• **Directions for this task**: The answer must consist of the records, repeated exactly.

---+---

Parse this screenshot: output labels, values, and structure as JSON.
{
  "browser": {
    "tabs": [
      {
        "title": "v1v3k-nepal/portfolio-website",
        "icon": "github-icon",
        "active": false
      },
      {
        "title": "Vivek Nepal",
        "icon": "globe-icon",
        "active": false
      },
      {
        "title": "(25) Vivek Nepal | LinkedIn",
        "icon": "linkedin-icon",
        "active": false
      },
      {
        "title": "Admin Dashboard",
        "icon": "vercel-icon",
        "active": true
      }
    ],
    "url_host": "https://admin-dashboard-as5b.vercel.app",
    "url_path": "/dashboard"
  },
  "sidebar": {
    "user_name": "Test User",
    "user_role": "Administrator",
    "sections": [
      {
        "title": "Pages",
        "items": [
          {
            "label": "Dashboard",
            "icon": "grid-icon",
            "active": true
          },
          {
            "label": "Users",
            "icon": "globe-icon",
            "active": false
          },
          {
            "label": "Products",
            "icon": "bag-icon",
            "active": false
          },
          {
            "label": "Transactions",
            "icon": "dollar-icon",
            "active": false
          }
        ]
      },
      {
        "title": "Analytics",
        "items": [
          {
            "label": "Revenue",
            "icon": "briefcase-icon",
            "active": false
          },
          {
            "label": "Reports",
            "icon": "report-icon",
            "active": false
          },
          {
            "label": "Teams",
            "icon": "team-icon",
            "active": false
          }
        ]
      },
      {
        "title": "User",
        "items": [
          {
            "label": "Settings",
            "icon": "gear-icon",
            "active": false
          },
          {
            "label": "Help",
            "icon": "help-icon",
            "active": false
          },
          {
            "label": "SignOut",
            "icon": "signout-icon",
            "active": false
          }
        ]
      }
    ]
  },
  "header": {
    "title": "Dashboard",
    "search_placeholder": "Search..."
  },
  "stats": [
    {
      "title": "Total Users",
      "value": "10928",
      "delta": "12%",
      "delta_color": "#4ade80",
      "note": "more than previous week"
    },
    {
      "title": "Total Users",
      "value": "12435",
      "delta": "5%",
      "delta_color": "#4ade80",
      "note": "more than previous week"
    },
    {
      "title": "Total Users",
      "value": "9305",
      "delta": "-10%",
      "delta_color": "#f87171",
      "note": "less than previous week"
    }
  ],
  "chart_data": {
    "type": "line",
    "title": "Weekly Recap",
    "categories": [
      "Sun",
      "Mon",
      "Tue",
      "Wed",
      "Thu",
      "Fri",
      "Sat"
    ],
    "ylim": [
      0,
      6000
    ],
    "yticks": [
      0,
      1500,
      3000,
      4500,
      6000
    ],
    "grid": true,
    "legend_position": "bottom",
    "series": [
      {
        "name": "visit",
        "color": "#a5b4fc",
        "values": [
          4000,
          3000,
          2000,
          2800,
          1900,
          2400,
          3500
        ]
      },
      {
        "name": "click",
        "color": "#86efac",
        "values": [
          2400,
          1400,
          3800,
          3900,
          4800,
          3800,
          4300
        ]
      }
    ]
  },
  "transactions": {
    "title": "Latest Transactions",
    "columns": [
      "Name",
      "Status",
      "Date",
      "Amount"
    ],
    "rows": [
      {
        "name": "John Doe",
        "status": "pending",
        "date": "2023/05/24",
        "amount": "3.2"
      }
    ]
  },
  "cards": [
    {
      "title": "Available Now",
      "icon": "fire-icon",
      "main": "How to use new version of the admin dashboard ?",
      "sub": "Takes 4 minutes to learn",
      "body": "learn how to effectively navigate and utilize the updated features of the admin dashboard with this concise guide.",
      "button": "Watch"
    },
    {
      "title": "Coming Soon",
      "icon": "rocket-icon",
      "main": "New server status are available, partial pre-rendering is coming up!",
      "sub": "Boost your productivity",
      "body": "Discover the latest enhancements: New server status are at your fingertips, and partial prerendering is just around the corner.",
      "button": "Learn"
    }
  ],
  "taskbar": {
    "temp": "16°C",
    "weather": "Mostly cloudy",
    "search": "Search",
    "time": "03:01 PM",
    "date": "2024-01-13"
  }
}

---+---

• **Solution**:
Parse this screenshot: output labels, values, and structure as JSON.
{
  "browser": {
    "tabs": [
      {
        "title": "v1v3k-nepal/portfolio-website",
        "icon": "github-icon",
        "active": false
      },
      {
        "title": "Vivek Nepal",
        "icon": "globe-icon",
        "active": false
      },
      {
        "title": "(25) Vivek Nepal | LinkedIn",
        "icon": "linkedin-icon",
        "active": false
      },
      {
        "title": "Admin Dashboard",
        "icon": "vercel-icon",
        "active": true
      }
    ],
    "url_host": "https://admin-dashboard-as5b.vercel.app",
    "url_path": "/dashboard"
  },
  "sidebar": {
    "user_name": "Test User",
    "user_role": "Administrator",
    "sections": [
      {
        "title": "Pages",
        "items": [
          {
            "label": "Dashboard",
            "icon": "grid-icon",
            "active": true
          },
          {
            "label": "Users",
            "icon": "globe-icon",
            "active": false
          },
          {
            "label": "Products",
            "icon": "bag-icon",
            "active": false
          },
          {
            "label": "Transactions",
            "icon": "dollar-icon",
            "active": false
          }
        ]
      },
      {
        "title": "Analytics",
        "items": [
          {
            "label": "Revenue",
            "icon": "briefcase-icon",
            "active": false
          },
          {
            "label": "Reports",
            "icon": "report-icon",
            "active": false
          },
          {
            "label": "Teams",
            "icon": "team-icon",
            "active": false
          }
        ]
      },
      {
        "title": "User",
        "items": [
          {
            "label": "Settings",
            "icon": "gear-icon",
            "active": false
          },
          {
            "label": "Help",
            "icon": "help-icon",
            "active": false
          },
          {
            "label": "SignOut",
            "icon": "signout-icon",
            "active": false
          }
        ]
      }
    ]
  },
  "header": {
    "title": "Dashboard",
    "search_placeholder": "Search..."
  },
  "stats": [
    {
      "title": "Total Users",
      "value": "10928",
      "delta": "12%",
      "delta_color": "#4ade80",
      "note": "more than previous week"
    },
    {
      "title": "Total Users",
      "value": "12435",
      "delta": "5%",
      "delta_color": "#4ade80",
      "note": "more than previous week"
    },
    {
      "title": "Total Users",
      "value": "9305",
      "delta": "-10%",
      "delta_color": "#f87171",
      "note": "less than previous week"
    }
  ],
  "chart_data": {
    "type": "line",
    "title": "Weekly Recap",
    "categories": [
      "Sun",
      "Mon",
      "Tue",
      "Wed",
      "Thu",
      "Fri",
      "Sat"
    ],
    "ylim": [
      0,
      6000
    ],
    "yticks": [
      0,
      1500,
      3000,
      4500,
      6000
    ],
    "grid": true,
    "legend_position": "bottom",
    "series": [
      {
        "name": "visit",
        "color": "#a5b4fc",
        "values": [
          4000,
          3000,
          2000,
          2800,
          1900,
          2400,
          3500
        ]
      },
      {
        "name": "click",
        "color": "#86efac",
        "values": [
          2400,
          1400,
          3800,
          3900,
          4800,
          3800,
          4300
        ]
      }
    ]
  },
  "transactions": {
    "title": "Latest Transactions",
    "columns": [
      "Name",
      "Status",
      "Date",
      "Amount"
    ],
    "rows": [
      {
        "name": "John Doe",
        "status": "pending",
        "date": "2023/05/24",
        "amount": "3.2"
      }
    ]
  },
  "cards": [
    {
      "title": "Available Now",
      "icon": "fire-icon",
      "main": "How to use new version of the admin dashboard ?",
      "sub": "Takes 4 minutes to learn",
      "body": "learn how to effectively navigate and utilize the updated features of the admin dashboard with this concise guide.",
      "button": "Watch"
    },
    {
      "title": "Coming Soon",
      "icon": "rocket-icon",
      "main": "New server status are available, partial pre-rendering is coming up!",
      "sub": "Boost your productivity",
      "body": "Discover the latest enhancements: New server status are at your fingertips, and partial prerendering is just around the corner.",
      "button": "Learn"
    }
  ],
  "taskbar": {
    "temp": "16°C",
    "weather": "Mostly cloudy",
    "search": "Search",
    "time": "03:01 PM",
    "date": "2024-01-13"
  }
}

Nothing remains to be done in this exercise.